New Historian

Dozens of Chariots and Horses Unearthed in China

Pre-Han Dynasty Chinese Chariot

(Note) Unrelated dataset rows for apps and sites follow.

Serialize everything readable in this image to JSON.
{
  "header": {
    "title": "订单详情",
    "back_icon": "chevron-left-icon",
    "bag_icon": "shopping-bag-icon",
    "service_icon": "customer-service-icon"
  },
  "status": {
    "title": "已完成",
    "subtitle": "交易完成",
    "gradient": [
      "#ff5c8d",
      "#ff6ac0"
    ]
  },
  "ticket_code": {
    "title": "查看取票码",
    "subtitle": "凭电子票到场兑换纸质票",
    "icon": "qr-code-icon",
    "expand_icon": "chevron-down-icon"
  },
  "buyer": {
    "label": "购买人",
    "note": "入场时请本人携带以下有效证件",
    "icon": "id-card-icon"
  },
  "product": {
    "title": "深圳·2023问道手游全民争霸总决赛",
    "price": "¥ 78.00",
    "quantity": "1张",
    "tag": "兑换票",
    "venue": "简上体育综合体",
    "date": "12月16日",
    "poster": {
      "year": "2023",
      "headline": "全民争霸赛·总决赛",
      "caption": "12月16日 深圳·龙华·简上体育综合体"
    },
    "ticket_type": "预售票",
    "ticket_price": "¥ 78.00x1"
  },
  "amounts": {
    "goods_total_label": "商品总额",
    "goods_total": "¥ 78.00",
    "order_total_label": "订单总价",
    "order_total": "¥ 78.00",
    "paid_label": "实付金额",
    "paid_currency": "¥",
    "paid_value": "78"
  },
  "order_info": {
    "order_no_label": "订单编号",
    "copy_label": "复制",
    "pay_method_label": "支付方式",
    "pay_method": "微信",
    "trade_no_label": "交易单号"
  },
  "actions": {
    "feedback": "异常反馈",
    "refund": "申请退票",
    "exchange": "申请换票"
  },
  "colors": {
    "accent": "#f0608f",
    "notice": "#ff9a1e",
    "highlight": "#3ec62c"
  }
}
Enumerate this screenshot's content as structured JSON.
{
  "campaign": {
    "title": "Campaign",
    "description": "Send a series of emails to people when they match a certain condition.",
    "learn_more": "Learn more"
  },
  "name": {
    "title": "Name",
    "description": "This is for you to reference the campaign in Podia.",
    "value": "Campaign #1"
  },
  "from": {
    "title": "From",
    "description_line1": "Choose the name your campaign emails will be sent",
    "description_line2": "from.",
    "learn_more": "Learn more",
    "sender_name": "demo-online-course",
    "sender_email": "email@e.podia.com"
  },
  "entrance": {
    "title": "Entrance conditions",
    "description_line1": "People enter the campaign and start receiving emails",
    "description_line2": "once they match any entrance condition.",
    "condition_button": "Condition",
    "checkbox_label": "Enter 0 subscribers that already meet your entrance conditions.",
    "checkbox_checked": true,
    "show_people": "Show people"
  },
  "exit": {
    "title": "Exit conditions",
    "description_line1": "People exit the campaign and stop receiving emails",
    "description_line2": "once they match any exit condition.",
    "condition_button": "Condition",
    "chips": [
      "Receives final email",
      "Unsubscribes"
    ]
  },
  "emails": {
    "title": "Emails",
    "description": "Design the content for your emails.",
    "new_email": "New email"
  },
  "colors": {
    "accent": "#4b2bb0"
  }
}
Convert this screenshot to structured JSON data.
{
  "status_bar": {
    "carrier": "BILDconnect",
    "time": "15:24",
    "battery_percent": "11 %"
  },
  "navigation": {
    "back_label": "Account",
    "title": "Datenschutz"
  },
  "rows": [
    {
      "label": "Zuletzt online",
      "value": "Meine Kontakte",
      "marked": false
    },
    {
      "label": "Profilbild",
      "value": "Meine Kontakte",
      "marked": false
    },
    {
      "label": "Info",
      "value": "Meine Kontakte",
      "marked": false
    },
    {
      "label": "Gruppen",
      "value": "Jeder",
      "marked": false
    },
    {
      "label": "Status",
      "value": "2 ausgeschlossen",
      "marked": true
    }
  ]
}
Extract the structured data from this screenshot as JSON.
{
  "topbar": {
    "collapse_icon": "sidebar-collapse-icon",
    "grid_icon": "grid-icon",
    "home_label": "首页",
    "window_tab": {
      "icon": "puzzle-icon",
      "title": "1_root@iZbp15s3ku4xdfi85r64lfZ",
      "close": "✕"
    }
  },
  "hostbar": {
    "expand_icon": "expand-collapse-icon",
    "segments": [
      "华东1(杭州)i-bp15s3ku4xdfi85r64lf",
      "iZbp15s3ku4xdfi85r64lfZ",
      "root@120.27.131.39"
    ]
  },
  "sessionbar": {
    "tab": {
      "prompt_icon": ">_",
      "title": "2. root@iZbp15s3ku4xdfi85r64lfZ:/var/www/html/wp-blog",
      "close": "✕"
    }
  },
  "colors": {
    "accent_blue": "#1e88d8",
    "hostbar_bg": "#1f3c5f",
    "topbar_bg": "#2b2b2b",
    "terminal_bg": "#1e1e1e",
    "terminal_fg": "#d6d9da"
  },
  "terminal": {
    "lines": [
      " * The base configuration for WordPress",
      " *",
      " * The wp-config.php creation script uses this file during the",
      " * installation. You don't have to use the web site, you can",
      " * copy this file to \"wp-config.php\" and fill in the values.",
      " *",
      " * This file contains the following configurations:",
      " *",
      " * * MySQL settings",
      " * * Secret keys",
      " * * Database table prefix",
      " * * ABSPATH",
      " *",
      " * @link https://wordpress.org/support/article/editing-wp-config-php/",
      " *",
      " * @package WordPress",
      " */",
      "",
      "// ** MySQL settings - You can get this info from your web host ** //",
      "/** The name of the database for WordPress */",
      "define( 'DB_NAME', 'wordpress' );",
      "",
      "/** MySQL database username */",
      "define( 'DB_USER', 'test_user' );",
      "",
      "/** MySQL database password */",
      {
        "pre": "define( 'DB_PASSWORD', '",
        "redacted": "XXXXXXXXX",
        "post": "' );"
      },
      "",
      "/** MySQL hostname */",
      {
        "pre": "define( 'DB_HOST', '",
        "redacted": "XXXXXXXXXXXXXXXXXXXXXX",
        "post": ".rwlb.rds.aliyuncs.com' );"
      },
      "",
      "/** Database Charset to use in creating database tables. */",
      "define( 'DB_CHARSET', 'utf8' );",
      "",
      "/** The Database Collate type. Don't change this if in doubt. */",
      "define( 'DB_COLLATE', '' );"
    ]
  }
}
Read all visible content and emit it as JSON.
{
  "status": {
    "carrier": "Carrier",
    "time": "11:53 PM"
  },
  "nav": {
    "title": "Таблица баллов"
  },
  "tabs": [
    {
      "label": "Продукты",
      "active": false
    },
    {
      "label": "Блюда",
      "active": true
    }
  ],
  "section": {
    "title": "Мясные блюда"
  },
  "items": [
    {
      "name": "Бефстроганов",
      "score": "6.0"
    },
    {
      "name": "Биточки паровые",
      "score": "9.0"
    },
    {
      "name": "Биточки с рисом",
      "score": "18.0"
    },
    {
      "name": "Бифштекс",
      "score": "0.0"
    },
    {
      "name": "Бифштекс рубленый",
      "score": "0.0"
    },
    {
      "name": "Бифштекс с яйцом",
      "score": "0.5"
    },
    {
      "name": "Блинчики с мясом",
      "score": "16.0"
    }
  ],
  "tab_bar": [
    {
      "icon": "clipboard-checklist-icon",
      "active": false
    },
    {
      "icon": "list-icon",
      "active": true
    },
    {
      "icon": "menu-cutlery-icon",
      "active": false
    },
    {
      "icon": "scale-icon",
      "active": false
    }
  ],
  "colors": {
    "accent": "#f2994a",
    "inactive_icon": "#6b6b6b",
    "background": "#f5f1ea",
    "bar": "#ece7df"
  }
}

<![CDATA[Excavations in China have recently revealed 28 chariots and 49 pairs of horses. The chariots and horses were discovered in a group of tombs dating back 2,800 years. The tombs, located in the city of Zaoyang, Hubei province, are from the Spring and Autumn Period, 770-476 BCE. Thirty tombs of various sizes have already been excavated by archaeologists. The discovery of the 33-metre long and 4-metre wide chariot pit has been the cause of much excitement amongst the Chinese archaeological community. "This chariot and horse pit is different from those discovered previously along the Yangtze River. The chariots and horses were densely buried," said Professor Liu Xu, from the School of Archaeology and Museology at Peking University. "Many of the wheels were taken off and the rest parts of the chariots were placed one by one." At least 28 distinct chariots have been discovered during three months of excavation. Of further interest was an adjacent pit 5 metres away from the chariots containing at least 49 pairs of horses. The horses were buried lying on their sides, back to back, an arrangement which suggests they were killed before being buried "Judging from the way the horses were buried, they were buried after they were killed, as there was no trace of struggle. Second, it is the way they were laid. They were laid back to back, lying on their sides. It means that two horses pull one chariot," said Huang Wenxin, researcher from the Archaeological Institute of Hubei Province. During the turbulent Spring and Autumn Period, the feudal system of fēngjiàn became irrelevant. As the traditional centralised power of the Zhou dynasty waned, smaller fiefdoms became increasingly independent. This created a power vacuum, allowing larger, more powerful states to claim suzerainty over smaller ones. Power struggles were common in this era, with numerous landholding families vying for control with one another. Burying numerous chariots and horses could have represented a statement of power by one of these newly created states. Liu Xu said that the number of chariots and horses could represent the high social rank of the deceased. "The number of chariots often demonstrated the strength of a country at that time. More chariots mean that the country was powerful. The strength was measured by the number of chariots," Liu said. "In modern words, the chariots represent a kind of high-tech product. Only people with rather high ranks can own chariots." By burying perfectly usable chariots and killing horses, the deceased wanted to create a conspicuous display of wealth and power. Only those who had chariots to spare would have buried them. It is important to remember that the reasons why the horses and chariots were buried are speculative at this time. It is known however, that in ancient China, human and animal sacrifices were made to appease gods of the weather. Mankind depended on the goodwill of these gods as it was thought they had the power to create the favourable weather that would allow crops to grow. Image courtesy of Wikimedia Commons user: Philg88 ]]>

Exit mobile version